In order to use Zerto PowerShell cmdlets you need to configure a username and password for authentication on each Zerto Virtual Manager (ZVM) server using the following file:
C:\Program Files (x86)\Zerto\Zerto Virtual Replication\users.txt
The default username and password is administrator and password. To configure additional users it is required to generate a SHA-1 hash of the password then enter a new line with the username, a space using the tab key, then the SHA-1 hash of the password. The website below is a simple tool to create the hash:
Below is an example of a configured users.txt file:
After making changes to the user.txt it is required to restart the ZVM service.
In order to integrate scripts into Zerto operations they need to be specified as either pre-recovery or post-recovery scripts on a per Virtual Protection Group (VPG) basis, which you can see below:
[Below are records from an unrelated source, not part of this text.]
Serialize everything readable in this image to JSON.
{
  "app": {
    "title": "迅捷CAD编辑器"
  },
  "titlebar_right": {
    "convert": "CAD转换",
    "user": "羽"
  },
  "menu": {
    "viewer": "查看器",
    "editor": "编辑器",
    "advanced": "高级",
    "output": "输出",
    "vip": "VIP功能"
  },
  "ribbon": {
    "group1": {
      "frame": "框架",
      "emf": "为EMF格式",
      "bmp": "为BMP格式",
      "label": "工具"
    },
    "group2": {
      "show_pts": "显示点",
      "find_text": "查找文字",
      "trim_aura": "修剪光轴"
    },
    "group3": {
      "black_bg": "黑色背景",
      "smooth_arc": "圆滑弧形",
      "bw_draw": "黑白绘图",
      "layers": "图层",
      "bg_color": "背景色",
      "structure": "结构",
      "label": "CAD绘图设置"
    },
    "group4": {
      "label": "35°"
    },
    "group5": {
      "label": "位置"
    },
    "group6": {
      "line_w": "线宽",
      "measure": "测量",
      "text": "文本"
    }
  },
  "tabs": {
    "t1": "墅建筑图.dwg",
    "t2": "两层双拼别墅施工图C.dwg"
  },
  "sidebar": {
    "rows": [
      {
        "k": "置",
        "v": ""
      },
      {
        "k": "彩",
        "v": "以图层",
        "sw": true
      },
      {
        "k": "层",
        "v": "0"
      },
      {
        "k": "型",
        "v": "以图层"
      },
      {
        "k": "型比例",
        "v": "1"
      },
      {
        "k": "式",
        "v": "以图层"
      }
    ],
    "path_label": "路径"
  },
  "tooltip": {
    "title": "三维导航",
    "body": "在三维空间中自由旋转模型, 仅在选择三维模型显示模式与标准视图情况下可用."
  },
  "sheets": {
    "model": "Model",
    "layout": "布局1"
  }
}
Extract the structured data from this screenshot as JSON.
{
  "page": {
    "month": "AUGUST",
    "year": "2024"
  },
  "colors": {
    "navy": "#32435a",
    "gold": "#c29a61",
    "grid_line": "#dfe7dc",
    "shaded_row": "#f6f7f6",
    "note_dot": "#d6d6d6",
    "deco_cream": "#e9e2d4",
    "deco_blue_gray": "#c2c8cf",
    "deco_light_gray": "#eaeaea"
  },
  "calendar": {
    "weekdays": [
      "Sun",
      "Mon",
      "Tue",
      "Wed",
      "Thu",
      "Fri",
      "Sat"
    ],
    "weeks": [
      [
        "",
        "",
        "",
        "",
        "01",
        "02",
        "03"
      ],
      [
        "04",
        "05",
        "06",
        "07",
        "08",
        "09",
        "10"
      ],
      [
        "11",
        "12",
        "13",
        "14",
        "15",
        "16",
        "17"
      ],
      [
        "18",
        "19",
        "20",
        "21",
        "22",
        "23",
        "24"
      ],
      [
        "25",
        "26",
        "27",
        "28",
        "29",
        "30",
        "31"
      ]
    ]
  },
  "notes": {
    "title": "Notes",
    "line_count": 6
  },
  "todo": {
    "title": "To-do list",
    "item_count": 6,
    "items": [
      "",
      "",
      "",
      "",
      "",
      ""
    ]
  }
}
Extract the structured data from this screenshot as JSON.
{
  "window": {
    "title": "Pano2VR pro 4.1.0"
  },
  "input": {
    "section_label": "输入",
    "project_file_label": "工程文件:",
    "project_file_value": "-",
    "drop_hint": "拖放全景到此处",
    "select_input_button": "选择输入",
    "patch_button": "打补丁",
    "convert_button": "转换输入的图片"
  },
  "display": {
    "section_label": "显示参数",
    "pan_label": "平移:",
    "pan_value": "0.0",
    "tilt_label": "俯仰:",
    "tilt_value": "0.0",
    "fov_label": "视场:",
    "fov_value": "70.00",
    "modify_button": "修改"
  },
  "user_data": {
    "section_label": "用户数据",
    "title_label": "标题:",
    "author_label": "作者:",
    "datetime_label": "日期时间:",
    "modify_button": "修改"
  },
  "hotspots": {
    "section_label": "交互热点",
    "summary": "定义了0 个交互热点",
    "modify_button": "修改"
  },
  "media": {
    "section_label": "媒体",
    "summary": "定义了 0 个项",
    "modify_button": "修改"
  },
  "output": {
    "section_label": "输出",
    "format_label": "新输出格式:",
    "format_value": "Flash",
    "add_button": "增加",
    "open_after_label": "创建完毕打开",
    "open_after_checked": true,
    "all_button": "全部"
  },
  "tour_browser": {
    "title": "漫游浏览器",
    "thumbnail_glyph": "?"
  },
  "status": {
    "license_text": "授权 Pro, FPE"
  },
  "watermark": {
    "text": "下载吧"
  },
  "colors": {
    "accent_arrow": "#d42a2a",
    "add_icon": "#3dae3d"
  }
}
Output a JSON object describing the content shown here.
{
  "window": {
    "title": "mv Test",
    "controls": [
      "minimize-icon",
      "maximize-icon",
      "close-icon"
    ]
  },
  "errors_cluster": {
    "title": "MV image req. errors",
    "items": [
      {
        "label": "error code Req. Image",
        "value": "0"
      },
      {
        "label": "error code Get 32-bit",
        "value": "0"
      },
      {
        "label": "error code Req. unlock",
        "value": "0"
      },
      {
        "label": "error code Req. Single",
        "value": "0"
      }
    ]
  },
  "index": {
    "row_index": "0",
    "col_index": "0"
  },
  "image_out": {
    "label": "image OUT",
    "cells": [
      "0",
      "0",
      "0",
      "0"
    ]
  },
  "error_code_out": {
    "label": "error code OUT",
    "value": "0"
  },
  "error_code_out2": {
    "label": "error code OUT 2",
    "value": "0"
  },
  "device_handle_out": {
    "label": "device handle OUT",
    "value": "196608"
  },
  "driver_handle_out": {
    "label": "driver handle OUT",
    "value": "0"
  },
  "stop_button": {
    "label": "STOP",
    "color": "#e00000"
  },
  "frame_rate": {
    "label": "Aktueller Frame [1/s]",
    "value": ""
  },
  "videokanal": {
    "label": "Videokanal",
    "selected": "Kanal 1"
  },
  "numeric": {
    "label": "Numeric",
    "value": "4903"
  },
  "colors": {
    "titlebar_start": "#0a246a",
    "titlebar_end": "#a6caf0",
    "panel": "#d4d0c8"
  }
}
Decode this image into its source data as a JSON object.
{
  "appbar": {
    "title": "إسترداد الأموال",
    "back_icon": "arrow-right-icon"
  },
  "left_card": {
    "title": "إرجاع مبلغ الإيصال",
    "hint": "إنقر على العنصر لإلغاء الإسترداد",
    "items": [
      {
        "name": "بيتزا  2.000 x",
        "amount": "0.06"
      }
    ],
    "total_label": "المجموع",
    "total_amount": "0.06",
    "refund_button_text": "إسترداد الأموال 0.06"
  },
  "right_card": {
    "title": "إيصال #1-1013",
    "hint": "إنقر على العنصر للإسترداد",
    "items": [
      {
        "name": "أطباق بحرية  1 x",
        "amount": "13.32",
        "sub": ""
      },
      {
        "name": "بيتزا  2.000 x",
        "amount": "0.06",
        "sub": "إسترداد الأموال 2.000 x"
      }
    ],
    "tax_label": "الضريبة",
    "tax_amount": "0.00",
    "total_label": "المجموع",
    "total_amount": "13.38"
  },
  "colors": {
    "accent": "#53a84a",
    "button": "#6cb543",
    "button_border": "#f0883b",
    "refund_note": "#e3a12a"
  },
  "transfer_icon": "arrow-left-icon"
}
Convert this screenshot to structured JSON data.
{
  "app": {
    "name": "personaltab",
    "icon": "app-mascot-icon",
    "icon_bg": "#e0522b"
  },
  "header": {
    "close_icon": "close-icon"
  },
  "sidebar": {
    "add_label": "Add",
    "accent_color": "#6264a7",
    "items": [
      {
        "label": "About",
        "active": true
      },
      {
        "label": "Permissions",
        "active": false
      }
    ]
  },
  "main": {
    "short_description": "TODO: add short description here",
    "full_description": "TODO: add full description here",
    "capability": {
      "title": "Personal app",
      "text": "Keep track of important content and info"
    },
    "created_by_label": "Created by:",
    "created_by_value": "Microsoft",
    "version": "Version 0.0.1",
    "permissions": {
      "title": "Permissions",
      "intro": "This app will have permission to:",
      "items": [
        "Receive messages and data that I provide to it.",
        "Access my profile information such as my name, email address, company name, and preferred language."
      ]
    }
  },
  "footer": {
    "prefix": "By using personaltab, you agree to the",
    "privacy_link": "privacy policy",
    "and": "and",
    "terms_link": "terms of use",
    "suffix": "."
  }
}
The script is specified in “Command to run” and will be run on the target site ZVM Windows server. If the same script is required for Failback then it should be placed with the same name and folder structure in the source site ZVM also.
Any script specified will run for all 3 Zerto operations of Move, Failover and Failover Test. This means that you should use a logical filter script in front of your desired script to handle when and when not to run the script. Otherwise you could perform Failover Test operation and a script that is only required for Failover is run in production. A great example is a script to automatically update companywide DNS servers after failover, which definitely shouldn’t be run when performing a failover test.
To create a logical filter it is required to pass parameters to a script and use a batch file to intercept and process them as per below:
By specifying the %ZertoOperation% it is possible control which scripts to run from the start.bat for Move, Failover or Failover Test. The %ZertoVPGName% allows the name of the VPG to be passed through to a PowerShell script so a separate script is not required for each VPG (if required). Below is an example of a start.bat file acting as a logical filter and passing the VPG name to the PowerShell scripts specified:
As you can see from the start.bat example, different PowerShell scripts can run depending on the operation. It is also possible to run different scripts depending on the operation being Failover or Failback by specifying a ZVM hostname check. I prefer to do this from within PowerShell, but to do this from within the batch file use:
“if %computername%==TargetZVMHostName c:\FailoverScriptToRun.ps1”
“if %computername%==SourceZVMHostName c:\FailbackScriptToRun.ps1”
For performing the same operation in PowerShell use:
Now that we have covered the basics you can start to think about what you’d possibly like to automate with Zerto scripting. In subsequent posts in this series I am going to give examples and explain the logic behind each.
Not all examples will be run as part of failover operations. Many scripts can be run independently for extending the functionality of Zerto, but they will still have the same basic requirements as above. Happy scripting,
March 11, 2014Posted by on
Hi and welcome to my blog. I will be blogging about common queries I often come across in my role as Solutions Engineer for Zerto, as well as cool Zerto features, but I will mainly cover the many different PowerShell scripts I write in my spare time to extend the functionality of Zerto. Some of the scripts I will be releasing as standalone tools. For these I will create a new page dedicated to each tool to go into more detail.
I will say this many times but I can’t stress enough that all scripts on this blog are not supported by Zerto in any shape or form. I am however happy to provide ad-hoc support if you have any questions or issues and I recommend using the comments section on the relevant post to ask.
I might also be tempted to throw in some reviews of the odd Virtualization event and subsequent party. As a Yorkshireman I definitely enjoy a few free drinks!
Don’t worry I didn’t get through all of these :-), but I certainly did try! If you have any spcecific PowerShell scripts you would like me to cover in a blog post feel free to contact me using the form below:
I’m looking forward to sharing some really good content! Thanks,